    A very male comment: I, too have struggled when my stethoscope tubing has breaken, since my belle/diaphragm has been with me through Viet Nam. Solution: replace the tubing (I know that you father’s initial were on it – have that and use it somehow) and save the listening apparatus.

    What a great doctor and teacher you are!

  8. Terry Hourigan

    Your story was both painful and a trigger for gratitude. I never knew my grandfather, but I have his stethoscope, and I am nursing it through another year – it’s my one tangible connection to him. Clearly “You can’t take it with you,” but I can’t let it go, not yet. It was so good to be reminded, through your memories.

  9. Hey Jenni, what a great story for Fathers day. After reading your essay I felt inspired to write my own about my father after visiting him today in a cardiac unit. I really loved this line in your work, “I keep making mental notes to order a new stethoscope, but I want to keep using this one.” Thanks so much for making my Fathers day special.

  10. Anne Louise Curran

    Yes, I really like this story, the way it hangs together with the stethoscope as a central theme, and much deeper themes resonating. As a reader I rate this highly.

  11. Thanks Jenni

    as I started to read your story told very simply there came a point where I couldn’t see I had to stop, wipe my eyes and carry on left my eyes feeling wet but my heart feeling warm.

    Thanks to you once again!

  12. This brought tears. What a beautiful story. I had a good, loving father, too, both to me and in his work. We can be grateful we were so fortunate.

  13. Dear Jenni.
    I loved this story. You have told us about the tools of your trade that are such a link between patient and doctor. If you have time, do read Permisso, a piece I wrote about the stethoscope and the ties that bind, physician to patient and patient to physician. In in medical writing. I should be able to make the direct link but haven’t figured that our yet. Lovely story. Thank you.

  14. Thank you, Jenni, for this eloquent and moving piece.You have captured the sacred in a truly tender way. I hear breath sounds. May you continue to feel that sense of regaining a part of yourself!

  15. Lou Verardo, MD

    What a great story for Father’s Day; thank you, Dr. Levy, for sharing it with all of us. Not a day goes by that I don’t think about my own father (an engineer, not a physician) and the impact he had on my life.

  16. lovely. And it arrived on the anniversary of my Dad’s death. He wasn’t a doctor but a writer, and he was my mentor. A touching and memorable story, beautifully told.

  17. Wow, what a story. Left me speechless, and my heart aching. Your father was, and is, a wonderful human being.

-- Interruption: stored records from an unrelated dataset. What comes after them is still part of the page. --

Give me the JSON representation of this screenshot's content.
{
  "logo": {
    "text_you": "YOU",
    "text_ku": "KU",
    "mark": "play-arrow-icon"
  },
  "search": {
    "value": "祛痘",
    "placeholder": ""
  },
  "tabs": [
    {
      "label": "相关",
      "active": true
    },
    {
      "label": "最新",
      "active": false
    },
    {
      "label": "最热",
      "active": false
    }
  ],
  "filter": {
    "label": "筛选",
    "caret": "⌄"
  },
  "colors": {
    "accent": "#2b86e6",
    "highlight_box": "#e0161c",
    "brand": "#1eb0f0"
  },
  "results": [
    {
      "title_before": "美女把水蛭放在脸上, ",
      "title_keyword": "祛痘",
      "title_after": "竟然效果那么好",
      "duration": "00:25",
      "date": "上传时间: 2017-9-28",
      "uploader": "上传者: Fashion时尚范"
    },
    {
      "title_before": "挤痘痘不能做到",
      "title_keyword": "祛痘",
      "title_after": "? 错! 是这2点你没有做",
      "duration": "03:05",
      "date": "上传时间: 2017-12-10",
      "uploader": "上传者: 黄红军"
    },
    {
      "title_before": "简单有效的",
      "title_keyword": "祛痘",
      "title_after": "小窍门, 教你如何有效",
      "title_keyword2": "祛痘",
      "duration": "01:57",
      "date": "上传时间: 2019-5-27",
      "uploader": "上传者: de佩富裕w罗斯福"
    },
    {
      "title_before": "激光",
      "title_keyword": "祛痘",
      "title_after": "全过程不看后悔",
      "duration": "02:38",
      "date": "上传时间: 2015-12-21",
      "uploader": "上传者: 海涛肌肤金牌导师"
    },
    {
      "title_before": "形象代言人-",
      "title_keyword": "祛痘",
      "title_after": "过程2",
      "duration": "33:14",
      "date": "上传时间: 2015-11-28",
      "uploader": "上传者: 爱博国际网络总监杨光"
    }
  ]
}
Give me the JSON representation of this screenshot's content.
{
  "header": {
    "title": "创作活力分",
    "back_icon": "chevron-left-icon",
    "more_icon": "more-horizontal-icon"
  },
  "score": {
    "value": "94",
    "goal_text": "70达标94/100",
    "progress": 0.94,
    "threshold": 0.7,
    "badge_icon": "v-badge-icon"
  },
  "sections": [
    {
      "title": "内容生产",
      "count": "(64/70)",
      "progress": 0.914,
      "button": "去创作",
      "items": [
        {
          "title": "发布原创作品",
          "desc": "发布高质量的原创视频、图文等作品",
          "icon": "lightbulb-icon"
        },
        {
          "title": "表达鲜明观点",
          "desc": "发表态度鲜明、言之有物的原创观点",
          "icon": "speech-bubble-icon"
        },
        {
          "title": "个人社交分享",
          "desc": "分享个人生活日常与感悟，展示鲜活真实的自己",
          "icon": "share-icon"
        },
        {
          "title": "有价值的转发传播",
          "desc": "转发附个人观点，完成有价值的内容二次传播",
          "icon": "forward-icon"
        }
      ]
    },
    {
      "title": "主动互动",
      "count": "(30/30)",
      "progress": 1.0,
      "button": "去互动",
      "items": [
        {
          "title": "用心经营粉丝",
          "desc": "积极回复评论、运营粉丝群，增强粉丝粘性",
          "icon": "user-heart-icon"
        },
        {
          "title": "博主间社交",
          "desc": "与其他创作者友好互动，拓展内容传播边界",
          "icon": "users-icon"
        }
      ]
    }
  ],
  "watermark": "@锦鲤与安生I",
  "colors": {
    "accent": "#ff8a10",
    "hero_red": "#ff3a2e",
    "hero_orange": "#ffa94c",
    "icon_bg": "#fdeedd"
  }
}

Thank you for sharing this story.

  18. Thank you for the beautiful story. Almost nne years after my father’s death, I still wear his golf jacket for jogging. It’s worn out and raggedy, yet impossible to throw out. One day I will, but not yet.

  19. A thoughtful and touching remembrance. A good life, a clean death; a heritage lovingly taught and lovingly received. Is there more that can be asked? The baton is passed well. The race is on.

Leave a Comment

Your email address will not be published. Required fields are marked *

Related Stories

Popular Tags
Scroll to Top